Exercise description »
Would you copy each line of the data below that has "Newest"?

Dataset excerpts »
================================

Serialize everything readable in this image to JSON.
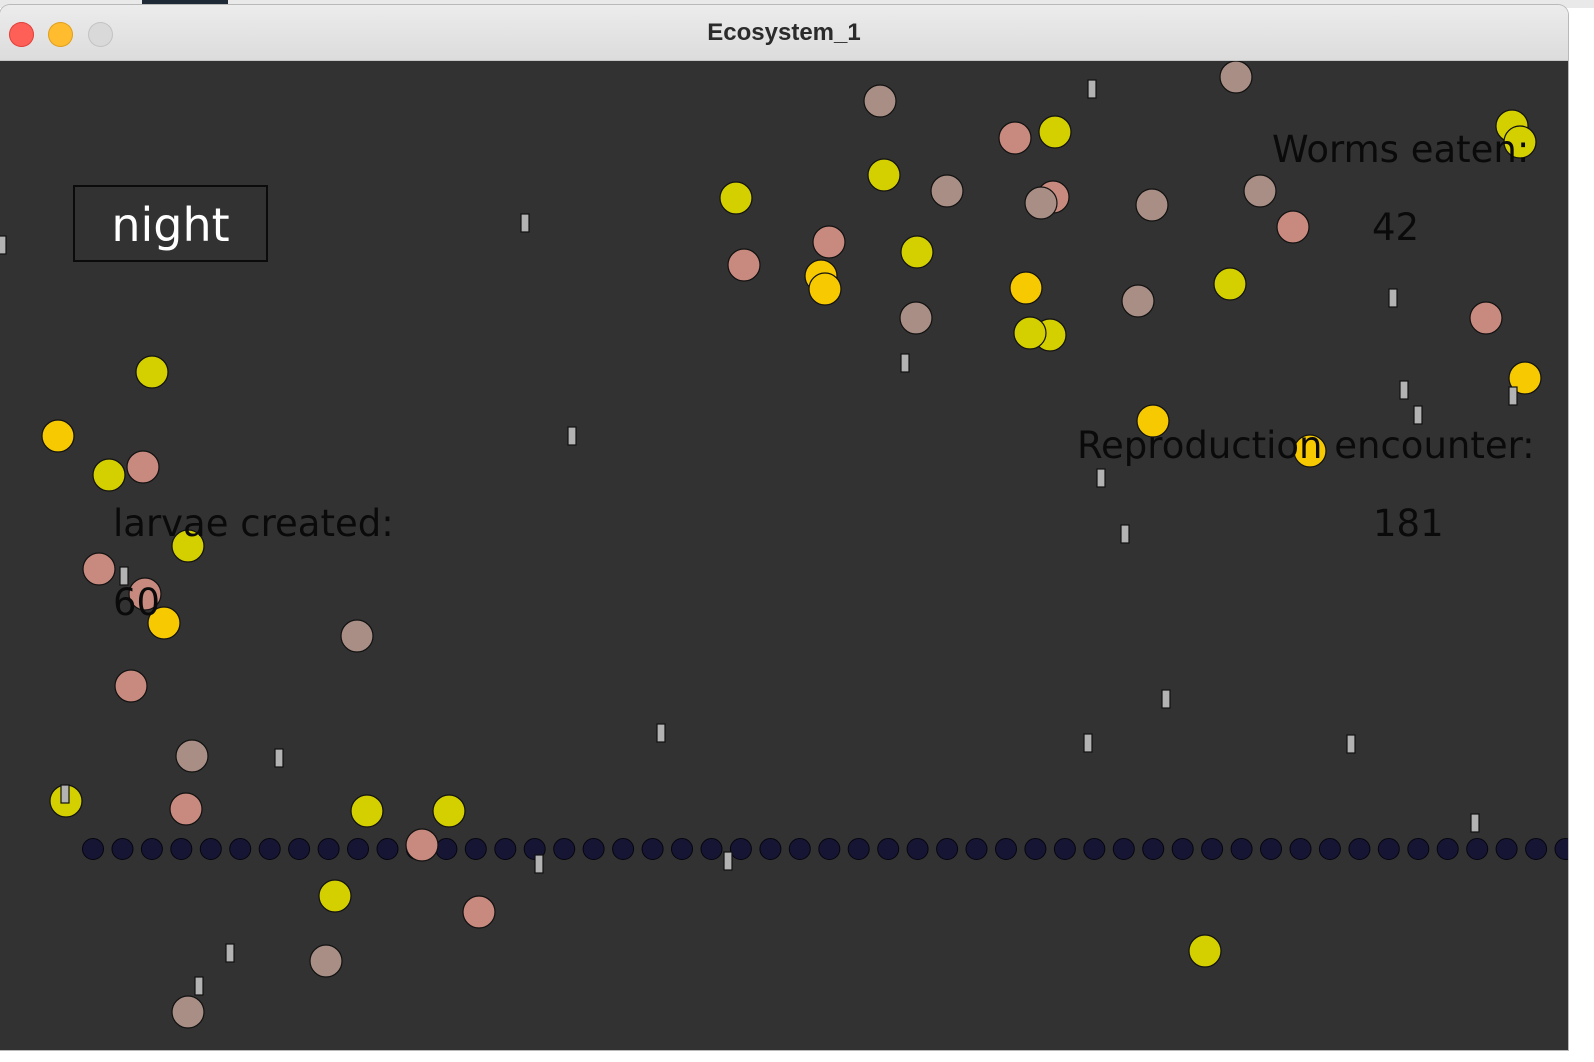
{
  "window": {
    "title": "Ecosystem_1",
    "controls": [
      "close-icon",
      "minimize-icon",
      "zoom-icon"
    ]
  },
  "simulation": {
    "mode_label": "night",
    "stats": {
      "worms_eaten_label": "Worms eaten:",
      "worms_eaten_value": "42",
      "reproduction_label": "Reproduction encounter:",
      "reproduction_value": "181",
      "larvae_label": "larvae created:",
      "larvae_value": "60"
    }
  },
  "colors": {
    "background": "#323232",
    "yellow_creature": "#d4d000",
    "gold_creature": "#f7c900",
    "pink_creature": "#c88a7e",
    "taupe_creature": "#a88e84",
    "worm": "#b3b3b3",
    "chain_dot": "#161634"
  }
}
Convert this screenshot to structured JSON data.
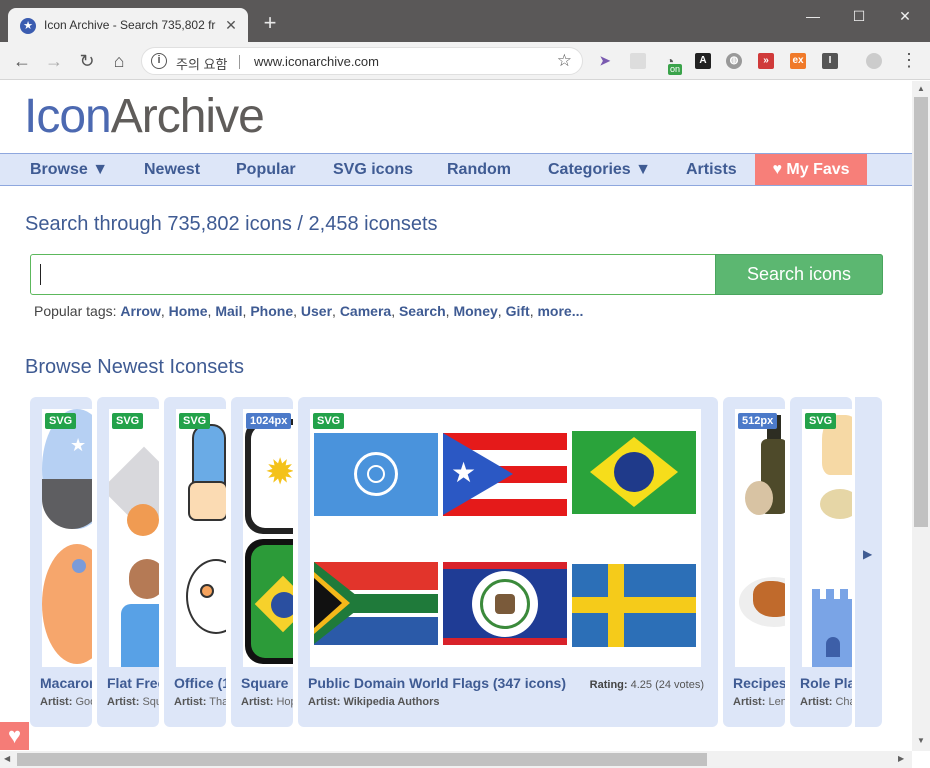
{
  "browser": {
    "tab_title": "Icon Archive - Search 735,802 fr",
    "tab_close": "✕",
    "new_tab": "+",
    "url": "www.iconarchive.com",
    "security_label": "주의 요함",
    "extension_badge": "on"
  },
  "site": {
    "logo_part1": "Icon",
    "logo_part2": "Archive",
    "nav": [
      {
        "label": "Browse ▼"
      },
      {
        "label": "Newest"
      },
      {
        "label": "Popular"
      },
      {
        "label": "SVG icons"
      },
      {
        "label": "Random"
      },
      {
        "label": "Categories ▼"
      },
      {
        "label": "Artists"
      }
    ],
    "favs_label": "♥ My Favs",
    "search_heading": "Search through 735,802 icons / 2,458 iconsets",
    "search_value": "",
    "search_button": "Search icons",
    "tags_prefix": "Popular tags:",
    "tags": [
      "Arrow",
      "Home",
      "Mail",
      "Phone",
      "User",
      "Camera",
      "Search",
      "Money",
      "Gift",
      "more..."
    ],
    "browse_heading": "Browse Newest Iconsets"
  },
  "iconsets": [
    {
      "badge": "SVG",
      "name": "Macaron",
      "artist_label": "Artist:",
      "artist": "Goo"
    },
    {
      "badge": "SVG",
      "name": "Flat Free",
      "artist_label": "Artist:",
      "artist": "Squ"
    },
    {
      "badge": "SVG",
      "name": "Office (1",
      "artist_label": "Artist:",
      "artist": "Tha"
    },
    {
      "badge": "1024px",
      "name": "Square",
      "artist_label": "Artist:",
      "artist": "Hop"
    },
    {
      "badge": "SVG",
      "name": "Public Domain World Flags (347 icons)",
      "artist_label": "Artist:",
      "artist": "Wikipedia Authors",
      "rating_label": "Rating:",
      "rating": "4.25 (24 votes)"
    },
    {
      "badge": "512px",
      "name": "Recipes",
      "artist_label": "Artist:",
      "artist": "Len"
    },
    {
      "badge": "SVG",
      "name": "Role Pla",
      "artist_label": "Artist:",
      "artist": "Cha"
    }
  ],
  "next_arrow": "▶",
  "colors": {
    "brand_blue": "#4c69b1",
    "brand_gray": "#5f5c5a",
    "nav_bg": "#dde6f8",
    "search_green": "#5cb771",
    "favs_red": "#f77f79"
  }
}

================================

Reply »
        "label": "Newest"
    "browse_heading": "Browse Newest Iconsets"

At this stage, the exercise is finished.